*Task objective*. Search the records for lines with the word "price" and copy each match.

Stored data
------

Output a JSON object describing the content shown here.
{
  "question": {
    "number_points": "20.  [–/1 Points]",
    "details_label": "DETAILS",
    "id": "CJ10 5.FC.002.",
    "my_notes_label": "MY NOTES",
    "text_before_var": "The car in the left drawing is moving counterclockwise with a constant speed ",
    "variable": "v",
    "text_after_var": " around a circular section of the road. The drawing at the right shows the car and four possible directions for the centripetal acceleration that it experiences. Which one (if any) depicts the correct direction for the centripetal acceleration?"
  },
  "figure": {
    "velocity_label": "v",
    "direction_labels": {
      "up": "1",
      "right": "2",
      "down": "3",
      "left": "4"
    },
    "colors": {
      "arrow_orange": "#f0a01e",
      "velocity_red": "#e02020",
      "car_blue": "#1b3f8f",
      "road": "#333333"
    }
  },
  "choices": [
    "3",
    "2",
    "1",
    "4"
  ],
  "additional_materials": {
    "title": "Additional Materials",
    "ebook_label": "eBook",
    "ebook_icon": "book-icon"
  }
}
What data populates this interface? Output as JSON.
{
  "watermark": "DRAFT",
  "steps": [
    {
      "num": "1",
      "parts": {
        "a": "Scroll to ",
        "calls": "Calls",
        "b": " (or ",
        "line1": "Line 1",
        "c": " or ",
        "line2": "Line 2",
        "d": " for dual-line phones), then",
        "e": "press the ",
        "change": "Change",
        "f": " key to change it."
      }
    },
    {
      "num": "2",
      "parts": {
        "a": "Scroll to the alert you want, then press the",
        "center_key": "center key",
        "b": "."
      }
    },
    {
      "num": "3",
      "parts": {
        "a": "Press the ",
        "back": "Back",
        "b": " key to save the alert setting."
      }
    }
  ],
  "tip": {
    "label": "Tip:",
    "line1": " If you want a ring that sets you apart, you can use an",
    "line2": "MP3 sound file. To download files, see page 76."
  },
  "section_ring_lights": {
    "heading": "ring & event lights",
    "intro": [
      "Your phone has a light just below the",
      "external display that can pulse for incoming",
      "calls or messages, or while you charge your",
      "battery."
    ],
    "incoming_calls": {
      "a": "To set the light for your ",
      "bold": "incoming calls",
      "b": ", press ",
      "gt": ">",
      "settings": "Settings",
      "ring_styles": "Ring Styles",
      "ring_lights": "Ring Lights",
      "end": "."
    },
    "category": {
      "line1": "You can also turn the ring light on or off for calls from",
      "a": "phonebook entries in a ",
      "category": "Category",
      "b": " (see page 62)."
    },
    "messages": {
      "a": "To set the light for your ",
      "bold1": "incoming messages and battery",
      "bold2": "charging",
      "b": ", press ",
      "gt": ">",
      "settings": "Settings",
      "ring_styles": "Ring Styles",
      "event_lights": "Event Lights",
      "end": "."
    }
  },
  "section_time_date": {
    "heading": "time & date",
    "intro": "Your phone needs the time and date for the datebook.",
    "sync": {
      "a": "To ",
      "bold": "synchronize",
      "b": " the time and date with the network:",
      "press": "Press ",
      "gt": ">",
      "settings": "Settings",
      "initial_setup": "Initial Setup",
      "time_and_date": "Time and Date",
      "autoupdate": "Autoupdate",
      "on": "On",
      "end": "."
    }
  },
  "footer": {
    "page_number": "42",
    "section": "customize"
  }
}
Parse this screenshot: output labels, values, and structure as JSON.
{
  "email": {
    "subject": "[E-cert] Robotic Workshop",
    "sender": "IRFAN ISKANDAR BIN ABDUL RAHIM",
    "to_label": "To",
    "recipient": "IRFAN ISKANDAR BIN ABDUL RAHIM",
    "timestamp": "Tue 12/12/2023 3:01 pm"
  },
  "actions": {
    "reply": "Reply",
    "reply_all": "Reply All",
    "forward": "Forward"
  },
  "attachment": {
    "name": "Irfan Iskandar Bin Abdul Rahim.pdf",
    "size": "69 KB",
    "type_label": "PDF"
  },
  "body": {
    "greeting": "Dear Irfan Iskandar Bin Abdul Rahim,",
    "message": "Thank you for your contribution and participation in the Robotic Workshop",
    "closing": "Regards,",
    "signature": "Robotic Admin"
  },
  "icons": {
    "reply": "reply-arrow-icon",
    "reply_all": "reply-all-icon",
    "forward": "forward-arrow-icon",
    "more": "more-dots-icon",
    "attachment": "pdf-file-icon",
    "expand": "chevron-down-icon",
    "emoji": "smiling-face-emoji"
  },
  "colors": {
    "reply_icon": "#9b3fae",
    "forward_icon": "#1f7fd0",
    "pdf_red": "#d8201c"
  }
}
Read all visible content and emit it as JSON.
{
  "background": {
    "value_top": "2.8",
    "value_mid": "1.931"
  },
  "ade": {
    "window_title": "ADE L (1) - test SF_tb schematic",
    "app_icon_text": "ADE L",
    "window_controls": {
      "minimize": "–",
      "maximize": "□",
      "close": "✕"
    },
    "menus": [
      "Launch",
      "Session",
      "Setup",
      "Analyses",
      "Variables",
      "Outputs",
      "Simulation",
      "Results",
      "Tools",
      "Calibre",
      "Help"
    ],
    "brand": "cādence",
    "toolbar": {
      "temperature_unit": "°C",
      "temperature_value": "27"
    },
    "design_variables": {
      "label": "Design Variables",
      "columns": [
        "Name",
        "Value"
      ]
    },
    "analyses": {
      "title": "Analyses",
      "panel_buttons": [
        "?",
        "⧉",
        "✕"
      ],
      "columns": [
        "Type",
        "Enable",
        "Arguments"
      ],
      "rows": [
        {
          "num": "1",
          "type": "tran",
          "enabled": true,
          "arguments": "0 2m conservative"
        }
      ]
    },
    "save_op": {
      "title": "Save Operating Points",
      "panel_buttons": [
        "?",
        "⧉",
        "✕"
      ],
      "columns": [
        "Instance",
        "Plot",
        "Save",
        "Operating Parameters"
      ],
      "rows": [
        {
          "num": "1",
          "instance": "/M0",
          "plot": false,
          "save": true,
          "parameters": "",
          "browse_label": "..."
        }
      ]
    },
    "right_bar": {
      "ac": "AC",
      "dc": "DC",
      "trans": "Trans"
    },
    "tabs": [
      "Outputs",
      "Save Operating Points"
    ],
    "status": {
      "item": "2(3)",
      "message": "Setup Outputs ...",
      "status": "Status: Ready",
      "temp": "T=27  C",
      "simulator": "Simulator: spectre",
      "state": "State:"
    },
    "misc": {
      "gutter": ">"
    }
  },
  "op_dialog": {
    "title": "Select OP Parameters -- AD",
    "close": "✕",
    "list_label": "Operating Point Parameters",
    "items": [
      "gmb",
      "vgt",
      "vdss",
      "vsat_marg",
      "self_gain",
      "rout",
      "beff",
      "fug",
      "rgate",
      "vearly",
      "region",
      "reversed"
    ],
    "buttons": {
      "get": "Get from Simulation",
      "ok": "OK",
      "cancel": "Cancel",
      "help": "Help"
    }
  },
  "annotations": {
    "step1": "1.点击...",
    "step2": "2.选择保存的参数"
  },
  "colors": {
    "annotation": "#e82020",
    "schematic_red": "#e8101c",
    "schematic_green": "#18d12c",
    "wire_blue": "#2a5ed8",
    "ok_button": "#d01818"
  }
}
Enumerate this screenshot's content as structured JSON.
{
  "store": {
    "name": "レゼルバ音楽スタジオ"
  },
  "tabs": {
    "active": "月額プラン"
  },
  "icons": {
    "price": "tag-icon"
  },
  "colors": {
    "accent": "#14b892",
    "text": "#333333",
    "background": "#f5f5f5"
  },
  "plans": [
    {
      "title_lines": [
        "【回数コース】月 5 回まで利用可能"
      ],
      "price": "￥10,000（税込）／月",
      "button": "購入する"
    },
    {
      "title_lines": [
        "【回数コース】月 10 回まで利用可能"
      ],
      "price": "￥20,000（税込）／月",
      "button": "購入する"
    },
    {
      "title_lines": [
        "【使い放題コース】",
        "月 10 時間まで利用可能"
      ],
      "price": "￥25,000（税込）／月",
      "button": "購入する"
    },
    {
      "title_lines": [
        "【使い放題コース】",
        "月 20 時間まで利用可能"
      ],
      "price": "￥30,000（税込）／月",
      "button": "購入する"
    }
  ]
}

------

*Result of the exercise*.
    "price": "tag-icon"
      "price": "￥10,000（税込）／月",
      "price": "￥20,000（税込）／月",
      "price": "￥25,000（税込）／月",
      "price": "￥30,000（税込）／月",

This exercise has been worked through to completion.